RECORDED INFORMATION: Begin

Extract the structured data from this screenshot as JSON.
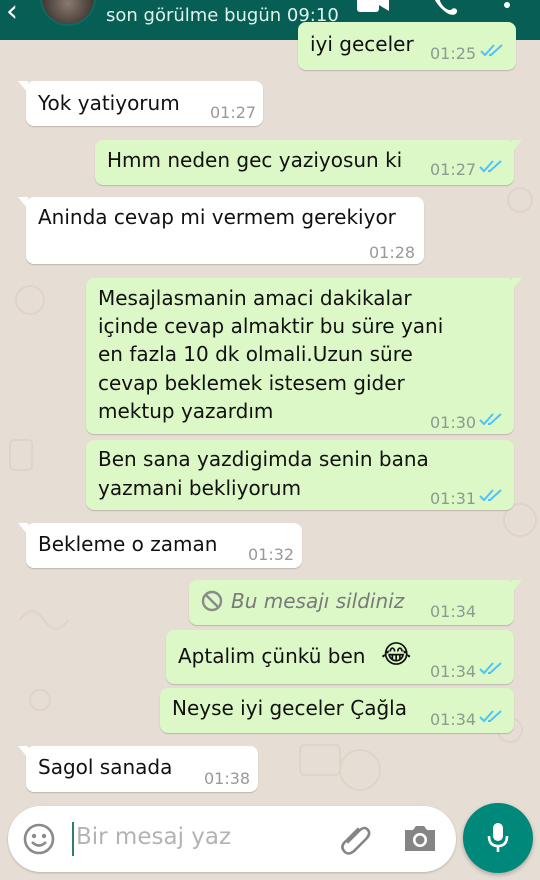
{
  "header": {
    "last_seen": "son görülme bugün 09:10"
  },
  "messages": [
    {
      "side": "out",
      "text": "iyi geceler",
      "time": "01:25",
      "ticks": "read"
    },
    {
      "side": "in",
      "text": "Yok yatiyorum",
      "time": "01:27"
    },
    {
      "side": "out",
      "text": "Hmm neden gec yaziyosun ki",
      "time": "01:27",
      "ticks": "read"
    },
    {
      "side": "in",
      "text": "Aninda cevap mi vermem gerekiyor",
      "time": "01:28"
    },
    {
      "side": "out",
      "lines": [
        "Mesajlasmanin amaci dakikalar",
        "içinde cevap almaktir bu süre yani",
        "en fazla 10 dk olmali.Uzun süre",
        "cevap beklemek istesem gider",
        "mektup yazardım"
      ],
      "time": "01:30",
      "ticks": "read"
    },
    {
      "side": "out",
      "lines": [
        "Ben sana yazdigimda senin bana",
        "yazmani bekliyorum"
      ],
      "time": "01:31",
      "ticks": "read"
    },
    {
      "side": "in",
      "text": "Bekleme o zaman",
      "time": "01:32"
    },
    {
      "side": "out",
      "text": "Bu mesajı sildiniz",
      "time": "01:34",
      "deleted": true
    },
    {
      "side": "out",
      "text": "Aptalim çünkü ben",
      "emoji": "😂",
      "time": "01:34",
      "ticks": "read"
    },
    {
      "side": "out",
      "text": "Neyse iyi geceler Çağla",
      "time": "01:34",
      "ticks": "read"
    },
    {
      "side": "in",
      "text": "Sagol sanada",
      "time": "01:38"
    }
  ],
  "composer": {
    "placeholder": "Bir mesaj yaz"
  },
  "colors": {
    "header": "#075e54",
    "outgoing_bubble": "#dcf8c6",
    "incoming_bubble": "#ffffff",
    "chat_background": "#e6ddd4",
    "read_ticks": "#4fc3f7",
    "mic_button": "#00897b"
  },
  "icons": [
    "back-arrow-icon",
    "video-call-icon",
    "phone-icon",
    "more-options-icon",
    "emoji-icon",
    "attach-icon",
    "camera-icon",
    "mic-icon",
    "blocked-icon",
    "double-check-icon"
  ]
}
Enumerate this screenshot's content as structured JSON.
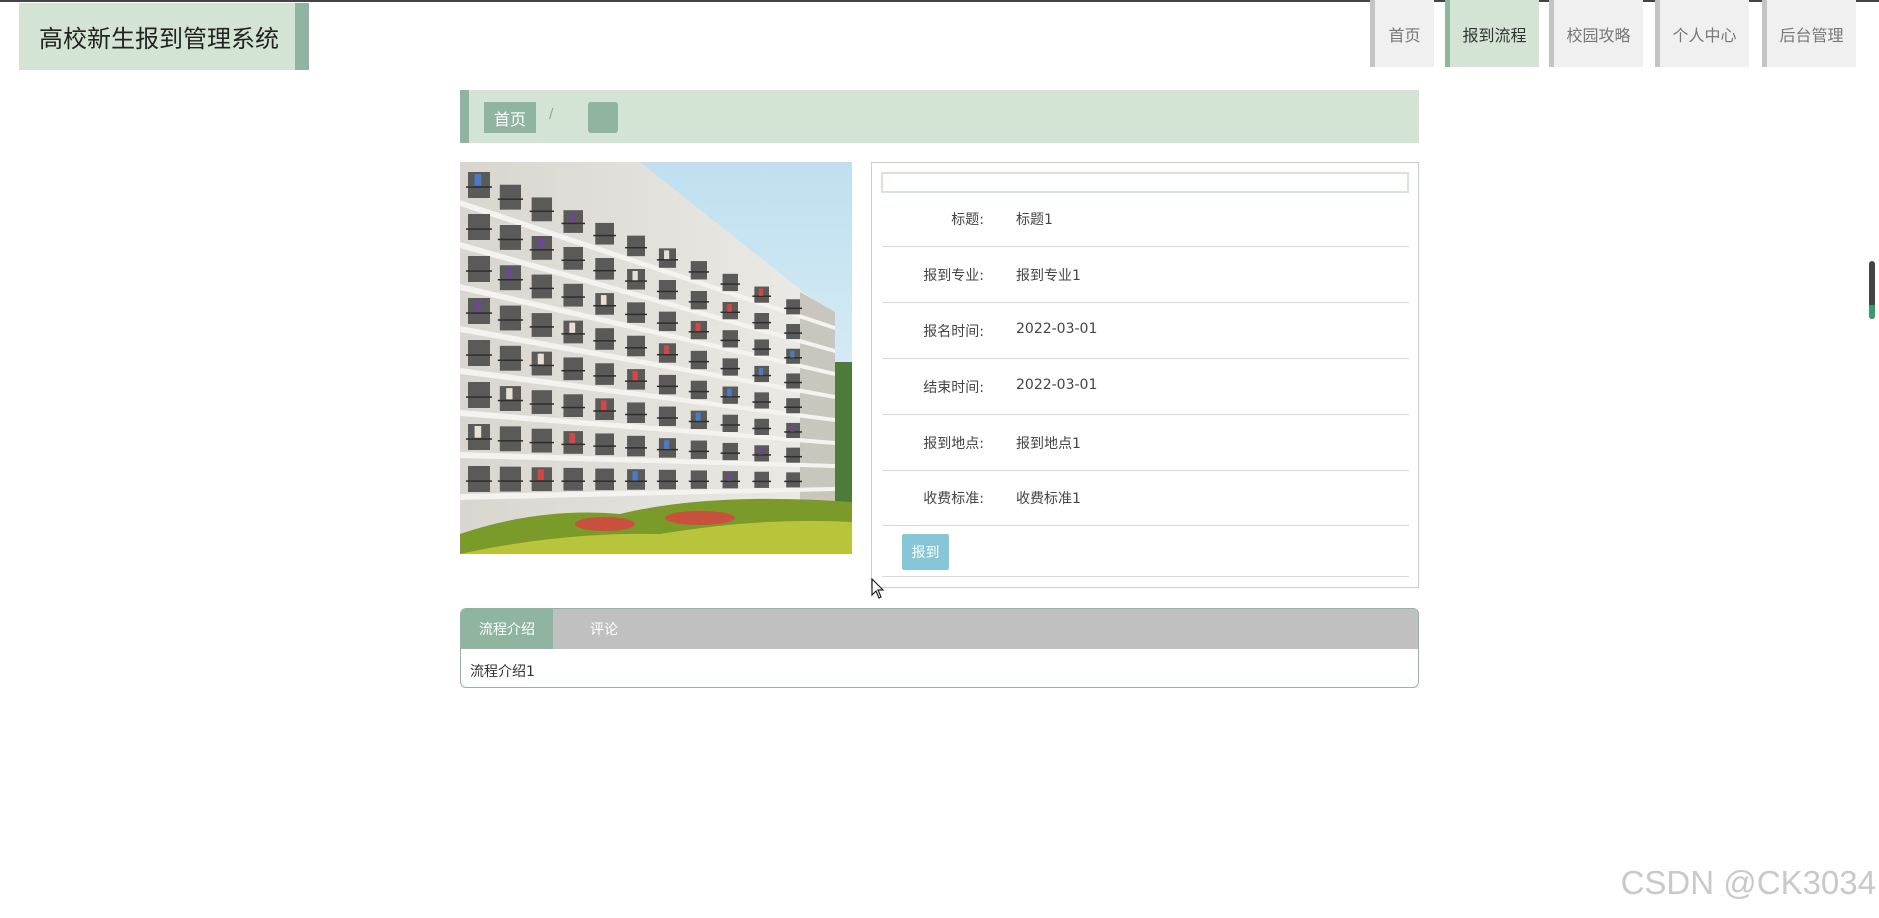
{
  "app": {
    "title": "高校新生报到管理系统"
  },
  "nav": {
    "items": [
      {
        "label": "首页",
        "active": false
      },
      {
        "label": "报到流程",
        "active": true
      },
      {
        "label": "校园攻略",
        "active": false
      },
      {
        "label": "个人中心",
        "active": false
      },
      {
        "label": "后台管理",
        "active": false
      }
    ]
  },
  "breadcrumb": {
    "home": "首页",
    "separator": "/",
    "current": ""
  },
  "detail": {
    "input_value": "",
    "fields": [
      {
        "label": "标题:",
        "value": "标题1"
      },
      {
        "label": "报到专业:",
        "value": "报到专业1"
      },
      {
        "label": "报名时间:",
        "value": "2022-03-01"
      },
      {
        "label": "结束时间:",
        "value": "2022-03-01"
      },
      {
        "label": "报到地点:",
        "value": "报到地点1"
      },
      {
        "label": "收费标准:",
        "value": "收费标准1"
      }
    ],
    "action_label": "报到"
  },
  "tabs": {
    "items": [
      {
        "label": "流程介绍",
        "active": true
      },
      {
        "label": "评论",
        "active": false
      }
    ],
    "content": "流程介绍1"
  },
  "watermark": "CSDN @CK3034",
  "colors": {
    "accent": "#8fb5a0",
    "accent_light": "#d3e4d4",
    "button": "#86c6d6",
    "tab_bar": "#c0c0c0"
  }
}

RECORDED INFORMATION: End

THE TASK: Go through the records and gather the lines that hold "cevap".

ANSWER TO THE PROBLEM:
      "text": "Aninda cevap mi vermem gerekiyor",
        "içinde cevap almaktir bu süre yani",
        "cevap beklemek istesem gider",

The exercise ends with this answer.